It has become a matter of poetry: Golden State Warriors guard Stephen Curry dribbles down court, stops casually outside the three-point line, rises from the floor, raises the basketball near his head, flicks his wrist, and sends the ball arcing twenty-two feet or more over the court, where it whispers through the net: swish.
Curry, a two-time NBA Most Valuable Player, is the greatest practitioner of the three-point shot, and his coach, Steve Kerr, who played on championship teams with the Chicago Bulls and the San Antonio Spurs, holds the record for highest career three-point percentage. But each time fans marvel at Curry or others who excel at the three-pointer — perhaps the most important play in basketball — they are unknowingly paying tribute to an innovator who used the Columbia gym as his laboratory.
Howard Hobson ’45TC was best known as a pioneering college coach. He won 495 games as a coach, and in 1939 he guided the University of Oregon to the first-ever NCAA tournament championship. But his greatest contribution to basketball might have come on February 7, 1945, during a game between Fordham and Columbia. That night, in front of about a thousand people on the Columbia campus, the Lions and the Rams played the first college game with a three-point line, an experimental rule dreamed up by Hobson.
Forty-one years old at the time and on sabbatical from Oregon to get his doctorate in education, Hobson had spent thirteen years analyzing 460 basketball games. He was to collect these observations in his Columbia thesis, which he turned into the 1949 book Scientific Basketball. Today, few people remember Hobson’s basketball bible, but the ideas he put into practice in the Columbia game of 1945, laid out in chapter 10 of his book, are accepted wisdom. The three-point shot in particular changed the game forever. Like the home run in baseball, Hobson wrote, “the long field goal is the most spectacular play in basketball.”
The three-pointer, as opposed to the standard two-point shot, had the promise not only of being exciting to spectators, but of diminishing the advantage of taller players who could easily drop the ball in the bucket from close range. Previewing the history-making matchup in 1945, the New York Times wrote, “In an effort to make basketball a more interesting and wide-open game, the Columbia-Fordham contest tonight at the Morningside Heights gym will be played under new rules.”
Once the game began, the players loved the new long-distance shot, even if it sometimes confused them. Officials called several players for traveling violations when they forgot to dribble and simply ran out to the three-point line while carrying the ball.
Columbia won 73–58, hitting eleven three-pointers while Fordham made nine. Columbia’s John Profant knocked in four of the long shots, and teammate Norm Skinner ’50CC hit three of them while scoring twenty-six points. Some fans completed surveys about the alterations. The final tally came in with 148 in favor of the three-pointer, 105 against.
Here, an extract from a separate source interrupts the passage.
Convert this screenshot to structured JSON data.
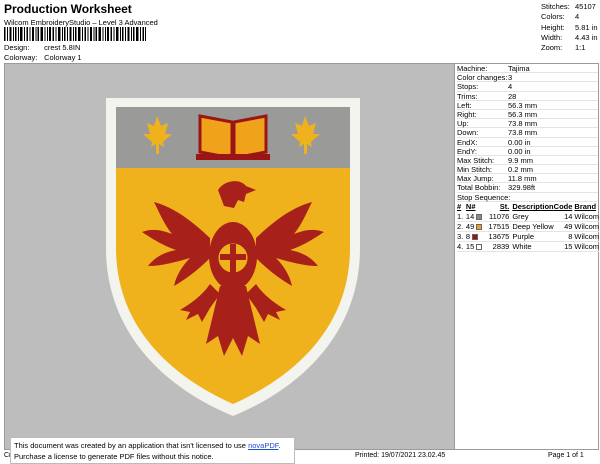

The new rule certainly boosted Columbia’s offense. Those seventy-three points set a school record for the Lions. In no other game that season did Columbia even reach sixty points. In the New York Herald-Tribune, Irving T. Marsh wrote, “To this observer the new rules definitely provided a game with more action and much more excitement, but if it really gets wild and woolly there is no telling what may happen.”
Other reporters took a harsher view. The Spectator complained about confusion, and an Associated Press writer asked, “What’s wrong with the old game?” New York Times scribe Louis Effrat noted, “The experts’ impression was that subordinating the lay-up shot by awarding an extra point for a long basket would minimize the value of team play. The experiment, therefore, was far from a howling success.” Effrat ended his story by predicting the three-pointer “will be permitted to die a natural death.”
And for many years, Howard Hobson’s favorite shot did seem destined to perish. But then the short-lived American Basketball League used the three-pointer for the 1961– 1962 season, and the longer-lived American Basketball Association instituted the shot in 1967. The NBA didn’t use it until 1979, and the NCAA made it a nationwide rule in 1986. Today, the three-pointer, which allows teams to build larger leads or overcome greater deficits in less time, is a pervasive weapon in basketball, as more teams take more shots from “downtown,” as the announcer says.
Hobson, who died in 1991 at the age of eighty-seven, advocated the three-pointer throughout his life, believing the play he unleashed in 1945 was the shot of the future. He did it modestly, though. In Scientific Basketball, Hobson wrote that coaches should try the three-point shot and “see if the results seem to be helpful to the game.” Coach Kerr of the Warriors would probably say yes.